At some point in the near future, the ISS will have to be decommissioned, de-orbited, and returned to Earth. The end-of-life disposal of the ISS must be carefully planned to meet the strict safety standards required to minimize third-party damage and avoid casualties (less than a 1 in 10,000 chance of a casualty).
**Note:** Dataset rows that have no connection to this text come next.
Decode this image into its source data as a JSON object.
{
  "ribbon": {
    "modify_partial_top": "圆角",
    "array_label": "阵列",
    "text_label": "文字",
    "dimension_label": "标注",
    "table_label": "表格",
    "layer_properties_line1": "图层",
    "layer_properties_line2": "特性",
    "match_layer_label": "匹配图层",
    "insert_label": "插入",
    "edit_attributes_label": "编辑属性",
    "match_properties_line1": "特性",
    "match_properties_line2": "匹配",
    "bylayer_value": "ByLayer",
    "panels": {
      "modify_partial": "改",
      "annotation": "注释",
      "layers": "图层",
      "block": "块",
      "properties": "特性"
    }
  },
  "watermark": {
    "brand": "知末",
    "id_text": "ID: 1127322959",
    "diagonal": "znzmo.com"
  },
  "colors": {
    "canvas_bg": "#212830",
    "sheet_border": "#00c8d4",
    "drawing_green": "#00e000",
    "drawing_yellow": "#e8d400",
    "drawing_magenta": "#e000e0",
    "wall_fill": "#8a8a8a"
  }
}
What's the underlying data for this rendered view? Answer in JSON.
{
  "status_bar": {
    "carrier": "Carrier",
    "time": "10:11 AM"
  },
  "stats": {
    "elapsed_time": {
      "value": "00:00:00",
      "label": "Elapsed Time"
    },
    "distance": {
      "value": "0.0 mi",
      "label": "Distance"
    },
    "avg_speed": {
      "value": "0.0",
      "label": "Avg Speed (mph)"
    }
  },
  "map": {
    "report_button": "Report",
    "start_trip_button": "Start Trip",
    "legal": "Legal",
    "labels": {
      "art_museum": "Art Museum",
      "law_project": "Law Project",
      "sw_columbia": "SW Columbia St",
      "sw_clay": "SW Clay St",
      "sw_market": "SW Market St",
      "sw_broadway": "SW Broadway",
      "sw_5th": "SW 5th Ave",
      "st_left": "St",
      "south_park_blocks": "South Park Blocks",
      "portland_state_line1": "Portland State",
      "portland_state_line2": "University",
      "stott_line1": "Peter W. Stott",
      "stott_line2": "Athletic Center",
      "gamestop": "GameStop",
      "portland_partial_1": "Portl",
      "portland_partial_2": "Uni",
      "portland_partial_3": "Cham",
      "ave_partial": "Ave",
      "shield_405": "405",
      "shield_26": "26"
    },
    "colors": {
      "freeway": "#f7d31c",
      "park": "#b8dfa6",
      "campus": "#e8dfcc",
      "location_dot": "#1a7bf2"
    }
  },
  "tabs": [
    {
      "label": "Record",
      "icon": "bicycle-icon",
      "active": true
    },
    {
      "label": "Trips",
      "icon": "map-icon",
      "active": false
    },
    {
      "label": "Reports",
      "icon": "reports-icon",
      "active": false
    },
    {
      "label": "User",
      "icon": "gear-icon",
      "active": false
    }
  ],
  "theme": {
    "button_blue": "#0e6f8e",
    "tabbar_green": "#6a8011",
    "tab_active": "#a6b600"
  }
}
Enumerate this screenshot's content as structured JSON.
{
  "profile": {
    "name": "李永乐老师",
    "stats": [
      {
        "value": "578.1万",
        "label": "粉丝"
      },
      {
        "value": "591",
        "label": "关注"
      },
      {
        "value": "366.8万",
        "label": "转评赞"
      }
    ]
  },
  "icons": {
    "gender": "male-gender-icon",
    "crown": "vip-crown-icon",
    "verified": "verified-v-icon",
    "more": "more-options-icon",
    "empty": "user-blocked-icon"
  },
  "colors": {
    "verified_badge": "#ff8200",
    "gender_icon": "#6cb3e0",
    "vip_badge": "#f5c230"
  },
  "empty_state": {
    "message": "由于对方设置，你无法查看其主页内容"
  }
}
Aerospace worked in conjunction with NASA to perform an analysis to determine the lowest altitude the ISS can fly without losing attitude control capability in preparation for future deorbit. Aerospace received a portion of the required input data from NASA, and provided the data to Aerospace personnel for review. Aerospace submitted to NASA Task Order 06-08, “Assessment of the Controllability of the De-orbit of the ISS,” addressed the technical approach, schedule, deliverables, period of performance, and cost estimate. In addition, Aerospace performed a “quick look” analysis of the maximum perigee target altitude that will ensure all debris falls within a 6000-km footprint. The results of this analysis provided the ISS program the confirmation to rule out the Automated Transfer Vehicle, one of the three options for deorbiting the ISS. This enabled NASA to concentrate resources on the remaining two options for de-orbit, the Service Module/Progress or the Crew Exploration Vehicle.